The mobile games market could be the next battleground with more than 100 million users expected by 2006.
The two firms aim to dominate this next generation of mobile entertainment.
Nintendo is the market leader in mobile gaming and has sold more than 190 million Game Boys world-wide.
It fired a warning to Sony that it would not give up its position without a fight and said the firm would have a difficult time overtaking a market already dominated by its Game Boy Advance console.
"By the time the PSP gets onto the ballot, more than 25 million people will have voted for Game Boy Advance," said Nintendo America's George Harrison, using an electoral metaphor.
Reggie Fils-Aime, Nintendo America's executive vice president of sales and marketing, said the Dual Screen device would not only change Nintendo, it would change the games industry.
"It represents a brand new way for gamers to relate to their games and to each other," he said.
Entertainment on the go
The device has a touch screen which can be controlled via a finger or a stylus and will also feature a microphone for potential voice recognition.
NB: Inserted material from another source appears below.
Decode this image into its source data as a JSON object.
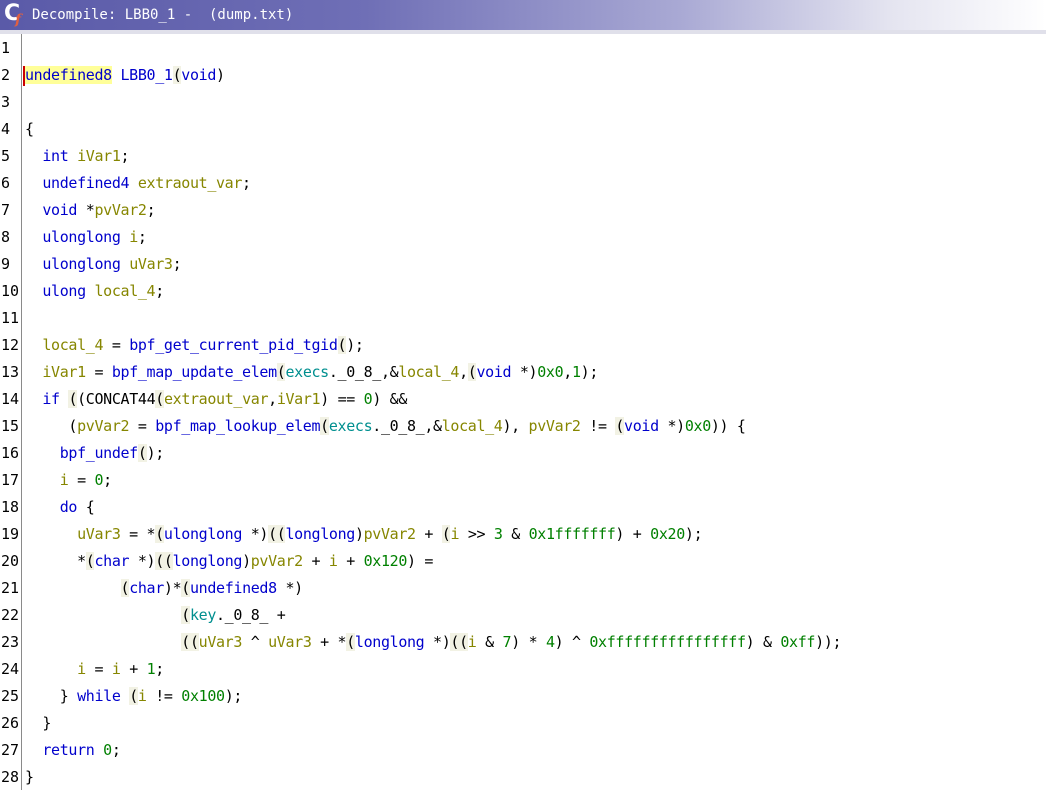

Mr Fils-Aime said the second screen offered games developers new opportunities for their imaginations and talents.
Up to 16 Nintendo DS users can play with and against each other, connected wirelessly.
Sony billed its new hand-held console as a device for "entertainment on the go".
E3 exhibition provides a showcase for the games industry
"It will offer high quality music, movies, games on one central device," said Kaz Hirai, chief executive of Sony Computer Entertainment America.
The PSP will also have wireless connections and will use a new disc based system for games, movies and music, the Universal Media Disc.
Both companies are targeting the core demographic for game players - the 18 to 34-year-olds.
"We know they buy more games with more disposable income," said Mr Hirai, who said almost 100 developers were planning titles on the new machine.
He added: "PSP will enter an already crowded space, but one with much growth opportunities.
"PSP is a new format and a new business for us. It is a totally new play experience."
Mobile gaming is a growing industry - Nokia has launched a hand-held device and there are new mobile consoles such as the Gizmondo expected in the coming 12 months.
The PSP and Nintendo DS are expected to be released in Japan at the end of the year. Neither company gave any indication of price.
Nintendo DS due to be in the shops in US and Japan by end 2004
Nintendo said it was also planning to release the DS in the USA at the end of 2004.
Sony also used its press conference to announce a cut in the cost of its PlayStation 2 console in the US to $149.
"We are concentrating our efforts on the casual gamer," said Mr Hirai.